Greg also credits Kevin as a role model. “He is setting a great example of being a life-long learner and tennis player. He has attended as many teaching clinics as possible so that he can bring the information back to our program and help our kids reach the next level of their development. The clinics that he has been to thus far have resulted in numerous changes to our ‘standard’ practice plans. These changes have all been for the better for the level of play we see from the kids at all levels of our teams.”
Note the all levels reference. “On top of being responsible for the 26 girls that made our JV team this season, Kevin also was an active participant in every varsity practice and was at all varsity tournaments, coaching our team, says Greg. “His effort, dedication, and knowledge are shining examples of what great coaching and dedication looks like.”

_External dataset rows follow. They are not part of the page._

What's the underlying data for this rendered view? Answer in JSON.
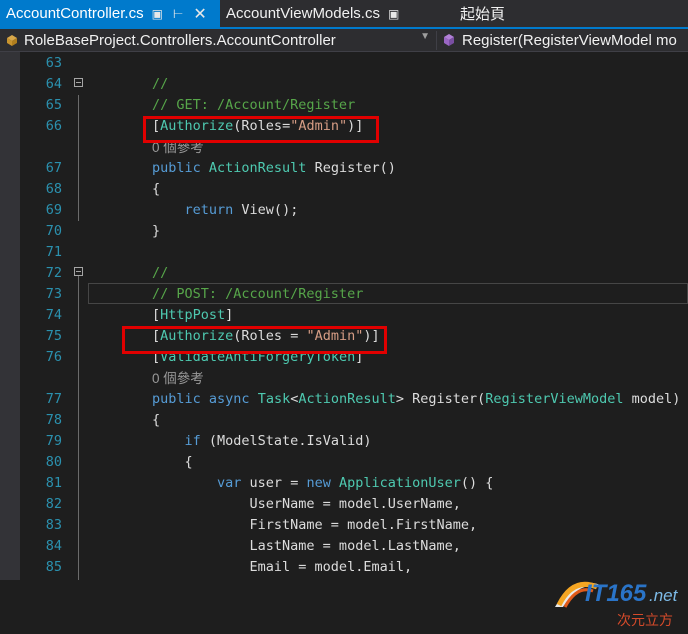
{
  "tabs": [
    {
      "label": "AccountController.cs",
      "pin_icon": "pin-icon",
      "close_icon": "close-icon"
    },
    {
      "label": "AccountViewModels.cs",
      "pin_icon": "pin-icon"
    },
    {
      "label": "起始頁"
    }
  ],
  "nav": {
    "class_dropdown": "RoleBaseProject.Controllers.AccountController",
    "member_dropdown": "Register(RegisterViewModel mo"
  },
  "editor": {
    "reference_text": "0 個參考",
    "lines": [
      {
        "num": "63",
        "tokens": []
      },
      {
        "num": "64",
        "tokens": [
          {
            "t": "//",
            "c": "cm"
          }
        ]
      },
      {
        "num": "65",
        "tokens": [
          {
            "t": "// GET: /Account/Register",
            "c": "cm"
          }
        ]
      },
      {
        "num": "66",
        "tokens": [
          {
            "t": "[",
            "c": "tx"
          },
          {
            "t": "Authorize",
            "c": "ty"
          },
          {
            "t": "(Roles=",
            "c": "tx"
          },
          {
            "t": "\"Admin\"",
            "c": "str"
          },
          {
            "t": ")]",
            "c": "tx"
          }
        ]
      },
      {
        "num": "",
        "ref": true
      },
      {
        "num": "67",
        "tokens": [
          {
            "t": "public ",
            "c": "kw"
          },
          {
            "t": "ActionResult",
            "c": "ty"
          },
          {
            "t": " Register()",
            "c": "tx"
          }
        ]
      },
      {
        "num": "68",
        "tokens": [
          {
            "t": "{",
            "c": "tx"
          }
        ]
      },
      {
        "num": "69",
        "tokens": [
          {
            "t": "    ",
            "c": "tx"
          },
          {
            "t": "return",
            "c": "kw"
          },
          {
            "t": " View();",
            "c": "tx"
          }
        ]
      },
      {
        "num": "70",
        "tokens": [
          {
            "t": "}",
            "c": "tx"
          }
        ]
      },
      {
        "num": "71",
        "tokens": []
      },
      {
        "num": "72",
        "tokens": [
          {
            "t": "//",
            "c": "cm"
          }
        ]
      },
      {
        "num": "73",
        "tokens": [
          {
            "t": "// POST: /Account/Register",
            "c": "cm"
          }
        ]
      },
      {
        "num": "74",
        "tokens": [
          {
            "t": "[",
            "c": "tx"
          },
          {
            "t": "HttpPost",
            "c": "ty"
          },
          {
            "t": "]",
            "c": "tx"
          }
        ]
      },
      {
        "num": "75",
        "tokens": [
          {
            "t": "[",
            "c": "tx"
          },
          {
            "t": "Authorize",
            "c": "ty"
          },
          {
            "t": "(Roles = ",
            "c": "tx"
          },
          {
            "t": "\"Admin\"",
            "c": "str"
          },
          {
            "t": ")]",
            "c": "tx"
          }
        ]
      },
      {
        "num": "76",
        "tokens": [
          {
            "t": "[",
            "c": "tx"
          },
          {
            "t": "ValidateAntiForgeryToken",
            "c": "ty"
          },
          {
            "t": "]",
            "c": "tx"
          }
        ]
      },
      {
        "num": "",
        "ref": true
      },
      {
        "num": "77",
        "tokens": [
          {
            "t": "public ",
            "c": "kw"
          },
          {
            "t": "async ",
            "c": "kw"
          },
          {
            "t": "Task",
            "c": "ty"
          },
          {
            "t": "<",
            "c": "tx"
          },
          {
            "t": "ActionResult",
            "c": "ty"
          },
          {
            "t": "> Register(",
            "c": "tx"
          },
          {
            "t": "RegisterViewModel",
            "c": "ty"
          },
          {
            "t": " model)",
            "c": "tx"
          }
        ]
      },
      {
        "num": "78",
        "tokens": [
          {
            "t": "{",
            "c": "tx"
          }
        ]
      },
      {
        "num": "79",
        "tokens": [
          {
            "t": "    ",
            "c": "tx"
          },
          {
            "t": "if",
            "c": "kw"
          },
          {
            "t": " (ModelState.IsValid)",
            "c": "tx"
          }
        ]
      },
      {
        "num": "80",
        "tokens": [
          {
            "t": "    {",
            "c": "tx"
          }
        ]
      },
      {
        "num": "81",
        "tokens": [
          {
            "t": "        ",
            "c": "tx"
          },
          {
            "t": "var",
            "c": "kw"
          },
          {
            "t": " user = ",
            "c": "tx"
          },
          {
            "t": "new",
            "c": "kw"
          },
          {
            "t": " ",
            "c": "tx"
          },
          {
            "t": "ApplicationUser",
            "c": "ty"
          },
          {
            "t": "() {",
            "c": "tx"
          }
        ]
      },
      {
        "num": "82",
        "tokens": [
          {
            "t": "            UserName = model.UserName,",
            "c": "tx"
          }
        ]
      },
      {
        "num": "83",
        "tokens": [
          {
            "t": "            FirstName = model.FirstName,",
            "c": "tx"
          }
        ]
      },
      {
        "num": "84",
        "tokens": [
          {
            "t": "            LastName = model.LastName,",
            "c": "tx"
          }
        ]
      },
      {
        "num": "85",
        "tokens": [
          {
            "t": "            Email = model.Email,",
            "c": "tx"
          }
        ]
      }
    ]
  },
  "watermark": {
    "brand": "IT165",
    "suffix": ".net",
    "tagline": "次元立方"
  },
  "colors": {
    "accent": "#007acc",
    "highlight_box": "#e10000"
  }
}
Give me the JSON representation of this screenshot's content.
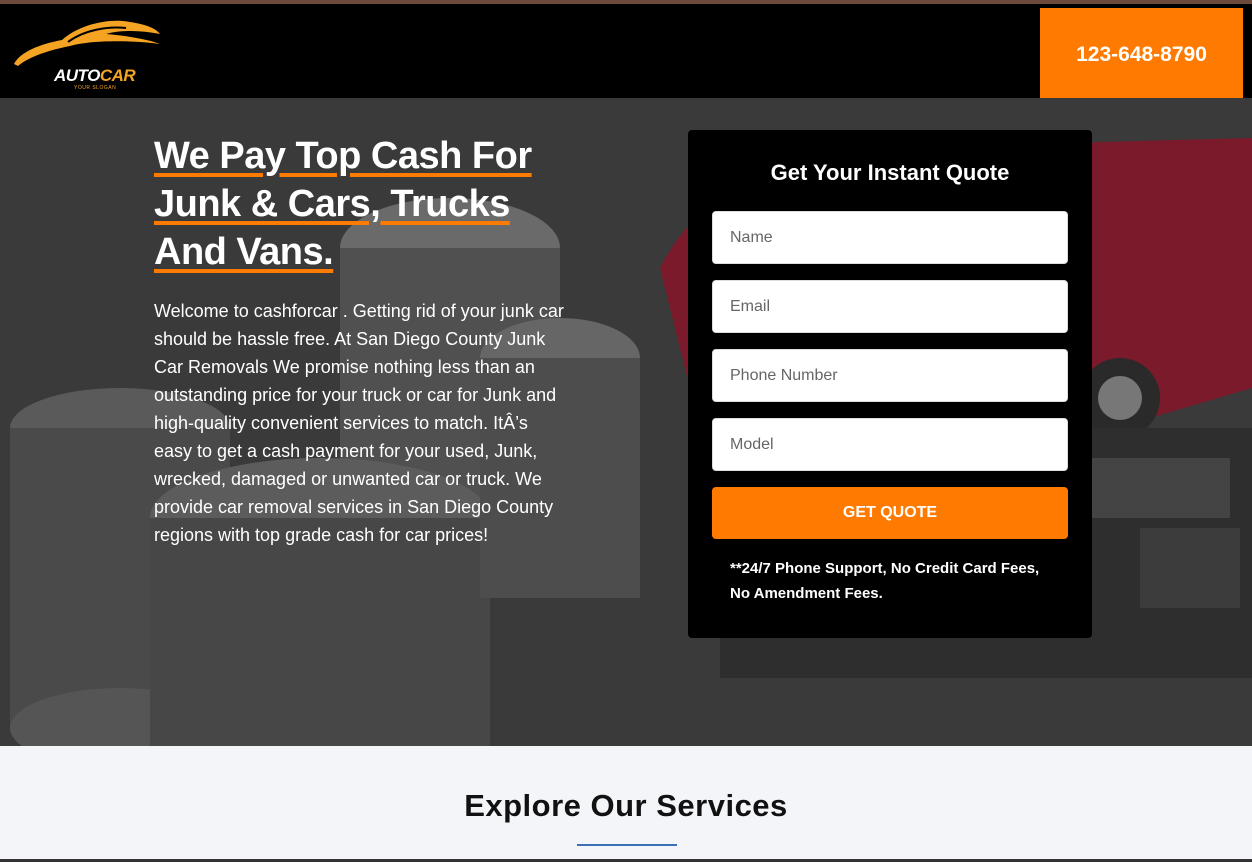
{
  "header": {
    "logo": {
      "brand_auto": "AUTO",
      "brand_car": "CAR",
      "slogan": "YOUR SLOGAN"
    },
    "phone": "123-648-8790"
  },
  "hero": {
    "headline_lines": [
      "We Pay Top Cash For",
      "Junk & Cars, Trucks",
      "And Vans."
    ],
    "intro": "Welcome to cashforcar . Getting rid of your junk car should be hassle free. At San Diego County Junk Car Removals We promise nothing less than an outstanding price for your truck or car for Junk and high-quality convenient services to match. ItÂ’s easy to get a cash payment for your used, Junk, wrecked, damaged or unwanted car or truck. We provide car removal services in San Diego County regions with top grade cash for car prices!"
  },
  "quote_form": {
    "title": "Get Your Instant Quote",
    "fields": [
      {
        "placeholder": "Name",
        "value": ""
      },
      {
        "placeholder": "Email",
        "value": ""
      },
      {
        "placeholder": "Phone Number",
        "value": ""
      },
      {
        "placeholder": "Model",
        "value": ""
      }
    ],
    "submit_label": "GET QUOTE",
    "note": "**24/7 Phone Support, No Credit Card Fees, No Amendment Fees."
  },
  "services": {
    "title": "Explore Our Services"
  },
  "colors": {
    "accent": "#ff7a00",
    "header_bg": "#000000",
    "logo_gold": "#f5a323",
    "divider": "#3b6fb6"
  }
}
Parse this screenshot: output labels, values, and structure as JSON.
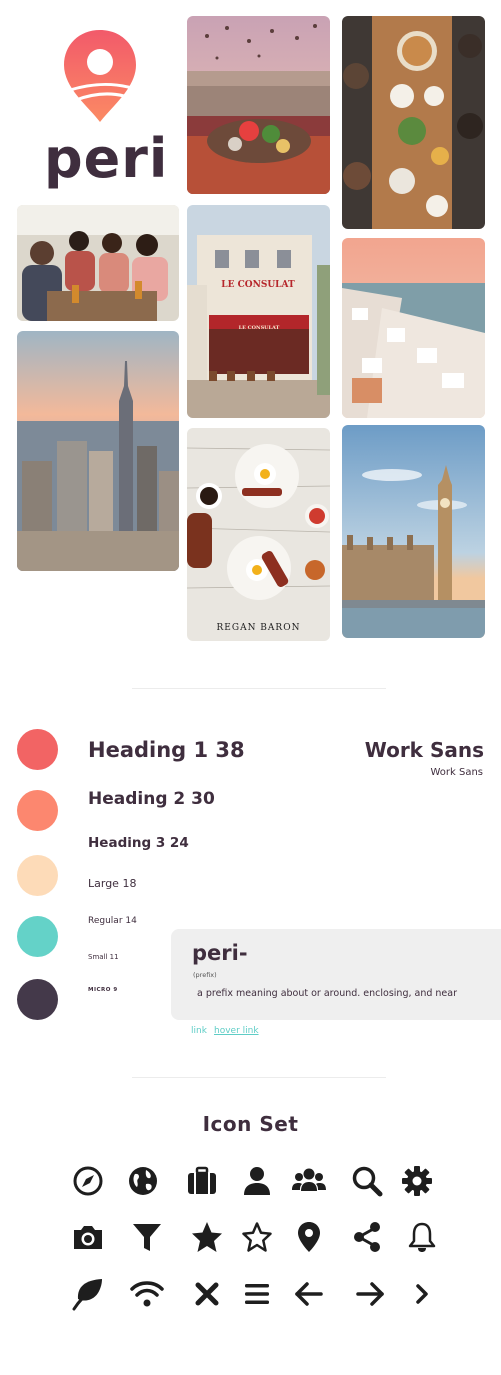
{
  "brand": {
    "wordmark": "peri",
    "logo_icon": "map-pin-logo"
  },
  "photos": {
    "cafe_sign": "LE CONSULAT",
    "cafe_awning": "LE CONSULAT",
    "breakfast_credit": "REGAN BARON"
  },
  "palette": [
    "#f26464",
    "#fc876f",
    "#fddbb8",
    "#64d2c8",
    "#44394a"
  ],
  "typography": {
    "heading1": "Heading 1 38",
    "heading2": "Heading 2 30",
    "heading3": "Heading 3 24",
    "large": "Large 18",
    "regular": "Regular 14",
    "small": "Small 11",
    "micro": "MICRO 9",
    "font_name": "Work Sans",
    "font_name_sub": "Work Sans"
  },
  "definition": {
    "word": "peri-",
    "part_of_speech": "(prefix)",
    "text": "a prefix meaning about or around. enclosing, and near"
  },
  "links": {
    "link": "link",
    "hover_link": "hover link"
  },
  "icon_set": {
    "title": "Icon Set",
    "icons": [
      "compass-icon",
      "globe-icon",
      "suitcase-icon",
      "user-icon",
      "users-icon",
      "search-icon",
      "gear-icon",
      "camera-icon",
      "filter-icon",
      "star-filled-icon",
      "star-outline-icon",
      "map-pin-icon",
      "share-icon",
      "bell-icon",
      "leaf-icon",
      "wifi-icon",
      "close-icon",
      "menu-icon",
      "arrow-left-icon",
      "arrow-right-icon",
      "chevron-right-icon"
    ]
  }
}
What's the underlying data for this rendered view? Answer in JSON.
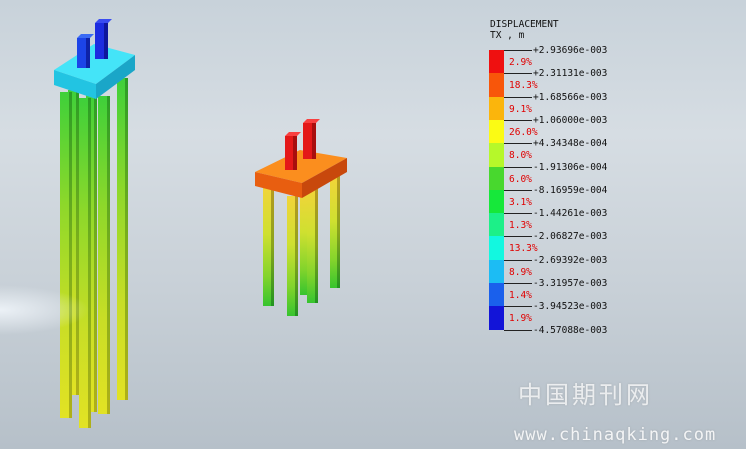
{
  "legend": {
    "title": "DISPLACEMENT",
    "subtitle": "TX , m",
    "colors": [
      "#ef1010",
      "#f8560a",
      "#fbb50c",
      "#fbfb14",
      "#b6f82a",
      "#48d82e",
      "#16e83a",
      "#1cf088",
      "#12f8e0",
      "#1cbcf4",
      "#1a60ec",
      "#1214d8"
    ],
    "values": [
      "+2.93696e-003",
      "+2.31131e-003",
      "+1.68566e-003",
      "+1.06000e-003",
      "+4.34348e-004",
      "-1.91306e-004",
      "-8.16959e-004",
      "-1.44261e-003",
      "-2.06827e-003",
      "-2.69392e-003",
      "-3.31957e-003",
      "-3.94523e-003",
      "-4.57088e-003"
    ],
    "percents": [
      "2.9%",
      "18.3%",
      "9.1%",
      "26.0%",
      "8.0%",
      "6.0%",
      "3.1%",
      "1.3%",
      "13.3%",
      "8.9%",
      "1.4%",
      "1.9%"
    ]
  },
  "watermark": {
    "chinese": "中国期刊网",
    "url": "www.chinaqking.com"
  }
}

“Just talking with him about tennis and how to teach a skill, you can hear and feel the passion he has for teaching the game,” says Greg. This enthusiasm extends to the summer. “He has played a major role in the development and implementation of a 10-under program for Warren Recreation Center that started up this past winter. He has plans to continue working with the 10-under in Warren as well as lend his wealth of knowledge to the Fraser recreation program and its 10-under program.”What Greg has in Kevin is an experienced coach in two sports who is passionate enough about tennis to pursue a career at Rochester Lifetime teaching the sport. He attends clinics and studies the game: how to play it and how to teach the playing of it. “Our teams are truly lucky to have a person as knowledgeable and dedicated as Coach McGuffie to be leading them on their tennis journeys,” says Greg.